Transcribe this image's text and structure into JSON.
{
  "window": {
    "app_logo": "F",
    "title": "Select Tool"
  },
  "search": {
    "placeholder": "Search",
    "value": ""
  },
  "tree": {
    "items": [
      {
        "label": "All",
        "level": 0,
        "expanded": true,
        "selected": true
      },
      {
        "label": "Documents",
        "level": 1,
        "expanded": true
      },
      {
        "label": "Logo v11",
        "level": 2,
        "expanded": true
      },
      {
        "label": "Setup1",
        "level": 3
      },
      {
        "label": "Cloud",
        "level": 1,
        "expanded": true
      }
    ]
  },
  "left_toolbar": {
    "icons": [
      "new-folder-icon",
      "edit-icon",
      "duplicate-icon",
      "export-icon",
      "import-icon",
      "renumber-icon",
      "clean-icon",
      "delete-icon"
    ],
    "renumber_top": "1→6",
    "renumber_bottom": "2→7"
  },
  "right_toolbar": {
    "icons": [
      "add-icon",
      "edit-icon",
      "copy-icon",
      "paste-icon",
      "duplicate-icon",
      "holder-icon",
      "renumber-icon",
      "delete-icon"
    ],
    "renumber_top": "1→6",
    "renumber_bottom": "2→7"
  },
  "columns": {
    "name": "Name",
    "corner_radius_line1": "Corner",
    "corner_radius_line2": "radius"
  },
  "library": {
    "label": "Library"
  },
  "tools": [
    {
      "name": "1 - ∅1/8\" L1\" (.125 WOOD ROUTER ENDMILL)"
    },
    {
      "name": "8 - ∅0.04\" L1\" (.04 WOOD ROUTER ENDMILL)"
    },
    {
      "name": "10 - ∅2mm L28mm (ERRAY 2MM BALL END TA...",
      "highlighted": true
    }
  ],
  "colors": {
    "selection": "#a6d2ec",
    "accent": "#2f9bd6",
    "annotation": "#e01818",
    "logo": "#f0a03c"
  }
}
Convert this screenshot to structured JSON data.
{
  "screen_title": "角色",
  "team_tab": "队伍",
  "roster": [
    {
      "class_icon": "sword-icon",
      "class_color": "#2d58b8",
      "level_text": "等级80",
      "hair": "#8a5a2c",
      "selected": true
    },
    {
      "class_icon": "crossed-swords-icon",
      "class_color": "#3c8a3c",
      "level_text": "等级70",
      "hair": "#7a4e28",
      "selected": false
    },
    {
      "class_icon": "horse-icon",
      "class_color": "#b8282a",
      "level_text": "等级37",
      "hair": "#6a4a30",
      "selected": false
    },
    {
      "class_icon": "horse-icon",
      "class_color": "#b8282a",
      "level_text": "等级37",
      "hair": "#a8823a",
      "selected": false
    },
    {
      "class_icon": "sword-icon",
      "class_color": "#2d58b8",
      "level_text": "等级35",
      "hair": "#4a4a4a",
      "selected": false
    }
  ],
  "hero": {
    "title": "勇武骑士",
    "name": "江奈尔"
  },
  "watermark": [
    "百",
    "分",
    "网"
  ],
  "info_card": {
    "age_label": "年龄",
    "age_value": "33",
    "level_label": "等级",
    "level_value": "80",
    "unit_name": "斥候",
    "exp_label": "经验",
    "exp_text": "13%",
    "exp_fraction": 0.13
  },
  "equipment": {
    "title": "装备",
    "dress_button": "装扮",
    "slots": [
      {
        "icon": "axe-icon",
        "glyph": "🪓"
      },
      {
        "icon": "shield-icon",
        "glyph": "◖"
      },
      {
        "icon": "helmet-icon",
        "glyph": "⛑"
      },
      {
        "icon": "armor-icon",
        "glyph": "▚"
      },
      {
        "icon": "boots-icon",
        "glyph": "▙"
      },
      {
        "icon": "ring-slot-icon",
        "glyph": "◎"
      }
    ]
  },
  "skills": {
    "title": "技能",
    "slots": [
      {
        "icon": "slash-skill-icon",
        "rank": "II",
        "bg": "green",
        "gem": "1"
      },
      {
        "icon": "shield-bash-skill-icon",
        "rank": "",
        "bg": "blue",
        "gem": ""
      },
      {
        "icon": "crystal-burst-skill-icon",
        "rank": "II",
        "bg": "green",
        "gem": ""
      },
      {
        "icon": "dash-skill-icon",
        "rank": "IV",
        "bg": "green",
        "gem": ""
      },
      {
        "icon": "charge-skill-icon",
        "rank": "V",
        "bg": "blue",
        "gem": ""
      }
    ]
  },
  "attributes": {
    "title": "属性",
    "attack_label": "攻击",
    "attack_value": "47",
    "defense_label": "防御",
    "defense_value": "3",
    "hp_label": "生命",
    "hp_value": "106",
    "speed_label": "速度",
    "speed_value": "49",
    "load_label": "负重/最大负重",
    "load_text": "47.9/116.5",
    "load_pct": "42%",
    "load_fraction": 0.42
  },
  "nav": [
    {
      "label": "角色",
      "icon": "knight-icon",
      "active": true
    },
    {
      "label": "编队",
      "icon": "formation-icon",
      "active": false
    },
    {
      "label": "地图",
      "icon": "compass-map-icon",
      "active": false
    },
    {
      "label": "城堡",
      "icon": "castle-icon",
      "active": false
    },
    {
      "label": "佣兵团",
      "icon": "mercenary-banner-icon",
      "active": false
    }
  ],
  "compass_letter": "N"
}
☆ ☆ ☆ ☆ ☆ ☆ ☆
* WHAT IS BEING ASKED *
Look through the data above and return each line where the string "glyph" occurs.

* RESULT FOR THIS TASK *
        "glyph": "🪓"
        "glyph": "◖"
        "glyph": "⛑"
        "glyph": "▚"
        "glyph": "▙"
        "glyph": "◎"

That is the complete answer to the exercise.